Comparing simulation results obtained form KIVA 3V with results of real engine cycle analysis obtained from SILNIK software [9], which is based on zero-dimensional combustion process model, reveals that maximal cycle temperature calculated in KIVA for all range of combustion air factor values is approximately 100K higher than temperature calculated on the grounds of indicating of real engine. KIVA 3V software allows specifying toxic ingredients of exhaust gases in working spaces of the engine. Among many harmful exhaust gas ingredients the most difficult in SI engine is limitation of nitric oxides (NOx) emission. Figure 7 shows example of nitric oxide concentration in combustion chambers for combustion air factor 2.0 only in prechamber. Sufficient high temperature and adequate conditions to nitric oxides creation exist only in prechamber as opposed to main combustion chamber.

Fig. 7. Nitric oxide concentration in combustion chambers of model engine for =2.0 at 5o CA before and 30o CA after TDC

65

Course of nitric oxides creation in combustion chambers in function of crank angle is depicted in figure 9. Little differences between results of numerical modelling and measurements escalate along with increase in combustion air factor.
600 500 400 300 200 100 0 345 = 1.4 = 1.6 = 1.8 = 2.0 3000 2400 3000 2400
experimental engine

NOx [ppm]

NO [ppm]

1800
KIVA 3V

1800 1200 600 0 2,05

1200 600 0 1,35

360

375

390

405
O

420

435

450

1,45

1,55

1,65

1,75

1,85

1,95

crank angle [ CA]

combustion air factor

Fig. 8. Nitric oxide emission of model engine

Fig. 9. Nitric oxide emission of model engine in comparison with emission of experimental engine

5. Summary
Numerical modelling results reveal that mathematical two-stage combustion in SI engine with prechamber model illustrates real processes in working spaces of experimental engine in a good way. Satisfactory compatibility of numerical modelling and experimental research results was gained. Moreover, usefulness of numerical modelling of flow processes as a tool, which assists during designing and developing combustion systems, was proved one more time.

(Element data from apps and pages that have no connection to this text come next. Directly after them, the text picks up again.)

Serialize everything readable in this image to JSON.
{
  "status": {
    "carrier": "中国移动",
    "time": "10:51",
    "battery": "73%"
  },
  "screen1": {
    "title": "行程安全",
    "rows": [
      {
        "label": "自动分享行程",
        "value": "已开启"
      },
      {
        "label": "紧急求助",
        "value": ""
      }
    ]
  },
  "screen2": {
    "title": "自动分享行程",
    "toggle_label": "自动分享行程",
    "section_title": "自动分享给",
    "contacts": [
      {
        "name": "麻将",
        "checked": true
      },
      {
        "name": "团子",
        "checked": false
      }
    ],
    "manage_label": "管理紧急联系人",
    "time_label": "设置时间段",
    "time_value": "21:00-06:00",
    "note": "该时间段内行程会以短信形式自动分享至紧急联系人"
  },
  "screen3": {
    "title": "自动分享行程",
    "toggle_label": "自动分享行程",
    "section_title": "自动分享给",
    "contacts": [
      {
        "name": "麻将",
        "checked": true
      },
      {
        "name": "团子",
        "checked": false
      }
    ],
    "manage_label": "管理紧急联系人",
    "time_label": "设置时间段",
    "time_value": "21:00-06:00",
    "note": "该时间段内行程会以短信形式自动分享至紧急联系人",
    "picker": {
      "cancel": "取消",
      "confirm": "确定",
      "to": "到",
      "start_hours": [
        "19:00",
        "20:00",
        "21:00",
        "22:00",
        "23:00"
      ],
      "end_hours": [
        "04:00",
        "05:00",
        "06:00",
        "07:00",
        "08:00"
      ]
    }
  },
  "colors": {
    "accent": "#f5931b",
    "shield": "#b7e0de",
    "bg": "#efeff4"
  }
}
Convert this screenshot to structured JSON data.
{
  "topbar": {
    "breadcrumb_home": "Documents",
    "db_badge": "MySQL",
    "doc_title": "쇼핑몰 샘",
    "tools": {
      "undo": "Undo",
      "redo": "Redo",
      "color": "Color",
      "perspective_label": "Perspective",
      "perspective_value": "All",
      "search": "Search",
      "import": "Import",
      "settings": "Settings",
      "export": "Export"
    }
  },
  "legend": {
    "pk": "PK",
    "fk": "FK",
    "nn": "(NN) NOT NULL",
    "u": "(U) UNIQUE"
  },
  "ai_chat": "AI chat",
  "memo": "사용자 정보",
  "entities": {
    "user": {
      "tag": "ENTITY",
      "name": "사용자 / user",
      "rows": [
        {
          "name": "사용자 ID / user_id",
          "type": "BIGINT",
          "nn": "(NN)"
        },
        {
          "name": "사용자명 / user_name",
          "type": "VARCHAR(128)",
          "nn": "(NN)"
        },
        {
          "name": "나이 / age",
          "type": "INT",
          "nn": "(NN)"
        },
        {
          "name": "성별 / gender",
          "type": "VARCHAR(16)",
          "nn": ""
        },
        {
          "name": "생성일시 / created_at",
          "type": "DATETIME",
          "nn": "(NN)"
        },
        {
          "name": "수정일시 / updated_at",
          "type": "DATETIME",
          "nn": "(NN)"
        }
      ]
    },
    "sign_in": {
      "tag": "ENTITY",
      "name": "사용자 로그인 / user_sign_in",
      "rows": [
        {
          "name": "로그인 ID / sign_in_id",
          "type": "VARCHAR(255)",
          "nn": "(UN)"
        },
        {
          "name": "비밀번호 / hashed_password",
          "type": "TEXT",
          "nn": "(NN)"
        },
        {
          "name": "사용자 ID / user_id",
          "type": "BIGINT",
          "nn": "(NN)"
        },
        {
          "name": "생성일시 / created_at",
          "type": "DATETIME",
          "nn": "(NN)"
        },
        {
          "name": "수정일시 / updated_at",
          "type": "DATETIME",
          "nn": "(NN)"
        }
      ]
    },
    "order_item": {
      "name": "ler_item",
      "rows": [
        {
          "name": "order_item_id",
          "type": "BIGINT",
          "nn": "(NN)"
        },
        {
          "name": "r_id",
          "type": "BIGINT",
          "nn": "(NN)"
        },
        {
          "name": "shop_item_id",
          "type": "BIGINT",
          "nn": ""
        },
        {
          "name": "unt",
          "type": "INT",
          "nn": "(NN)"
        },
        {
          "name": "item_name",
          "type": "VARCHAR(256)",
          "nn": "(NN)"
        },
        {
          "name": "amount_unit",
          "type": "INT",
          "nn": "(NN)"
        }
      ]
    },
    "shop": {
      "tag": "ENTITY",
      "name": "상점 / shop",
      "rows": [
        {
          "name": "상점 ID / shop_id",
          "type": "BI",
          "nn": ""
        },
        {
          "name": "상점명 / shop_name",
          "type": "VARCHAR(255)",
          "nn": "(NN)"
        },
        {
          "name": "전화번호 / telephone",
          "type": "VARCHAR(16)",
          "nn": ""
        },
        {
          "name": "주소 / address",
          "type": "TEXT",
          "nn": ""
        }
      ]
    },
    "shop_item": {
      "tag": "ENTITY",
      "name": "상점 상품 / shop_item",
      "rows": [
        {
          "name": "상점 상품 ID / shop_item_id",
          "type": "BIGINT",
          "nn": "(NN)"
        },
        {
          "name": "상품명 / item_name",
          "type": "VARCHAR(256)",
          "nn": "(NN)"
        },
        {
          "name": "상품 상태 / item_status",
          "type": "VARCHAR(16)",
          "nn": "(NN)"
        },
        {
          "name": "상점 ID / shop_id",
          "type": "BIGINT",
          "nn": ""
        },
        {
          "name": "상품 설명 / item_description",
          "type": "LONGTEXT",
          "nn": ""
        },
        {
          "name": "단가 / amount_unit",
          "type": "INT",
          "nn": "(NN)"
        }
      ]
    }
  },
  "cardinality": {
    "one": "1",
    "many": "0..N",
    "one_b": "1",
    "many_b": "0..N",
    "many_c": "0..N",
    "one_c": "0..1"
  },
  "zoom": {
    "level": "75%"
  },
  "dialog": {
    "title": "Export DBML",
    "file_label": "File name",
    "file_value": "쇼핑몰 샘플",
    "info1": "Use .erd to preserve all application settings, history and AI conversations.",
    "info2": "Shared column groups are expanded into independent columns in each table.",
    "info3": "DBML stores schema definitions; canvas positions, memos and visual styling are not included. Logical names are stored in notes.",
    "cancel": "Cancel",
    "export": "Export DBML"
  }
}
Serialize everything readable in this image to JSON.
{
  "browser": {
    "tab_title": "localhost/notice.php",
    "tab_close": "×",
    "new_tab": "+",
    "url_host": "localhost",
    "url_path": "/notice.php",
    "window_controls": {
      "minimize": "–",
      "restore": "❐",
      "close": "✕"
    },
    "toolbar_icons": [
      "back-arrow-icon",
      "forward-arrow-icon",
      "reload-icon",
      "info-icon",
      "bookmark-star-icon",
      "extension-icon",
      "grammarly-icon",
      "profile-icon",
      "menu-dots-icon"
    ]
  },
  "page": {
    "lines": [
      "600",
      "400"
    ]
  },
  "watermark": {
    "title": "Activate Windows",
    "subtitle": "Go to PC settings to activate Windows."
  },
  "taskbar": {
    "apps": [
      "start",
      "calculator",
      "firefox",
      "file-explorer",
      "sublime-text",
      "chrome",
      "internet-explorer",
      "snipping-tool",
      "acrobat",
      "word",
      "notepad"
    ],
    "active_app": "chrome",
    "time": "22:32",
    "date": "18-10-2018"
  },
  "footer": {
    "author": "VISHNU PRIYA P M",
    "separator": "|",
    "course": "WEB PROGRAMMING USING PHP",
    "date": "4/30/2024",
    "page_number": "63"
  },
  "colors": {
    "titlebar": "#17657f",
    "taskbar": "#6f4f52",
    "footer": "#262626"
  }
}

References:
1. Amsden A.A.: KIVA-3V, A Block-Structured KIVA Program for Engines with Vertical or Canted Valve, Los Alamos National Laboratory, LA-UR-97-689 (February 1997); 2. Amsden A.A.: KIVA-3, A KIVA Program with Block-Structured Mesh for Complex Geometries, Los Alamos National Laboratory, LA-12503-MS, 1993; 3. Amsden A.A, ORourke P.J., Butler T.D.: KIVA-II, A Computer Program for Chemically Reactive Flows with Sprays, Los Alamos National Laboratory, LA-UR-11560-MS (May 1989); 4. Kowalewicz A.: Systemy spalania szybkoobrotowych tokowych silnikw spalinowych, WK, Warszawa 1980; 5. Niewiarowski K.: Tokowe silniki spalinowe, WK Warszawa 1983; 6. Rychter T.J., Teodorczyk A.: Modelowanie matematyczne roboczego cyklu silnika tokowego, PWN, Warszawa 1990; 7. Bernhardt M., Michaowska J., Radzimirski S.: Motoryzacyjne skaenie powietrza, WK Warszawa 1976; 8. Szczsny P.: Wpyw rodzaju modelu termodynamicznego procesu spalania na obliczenia udziaw skadnikw toksycznych spalin silnika gazowego, IV Midzynarodowa Konferencja Naukowa Silniki Gazowe 1997; 9. Cupia K.: SILNIK wersja 2001.5 program do opracowywania wykresw indykatorowych, Instytut Maszyn Tokowych i Techniki Sterowania, Czstochowa 2002; 10. Ortega F.A.: GMV version 2.5, General Mesh Viewer, Users Manual, Los Alamos National Laboratory, LAUR 95-2986.

66

NO [ppm]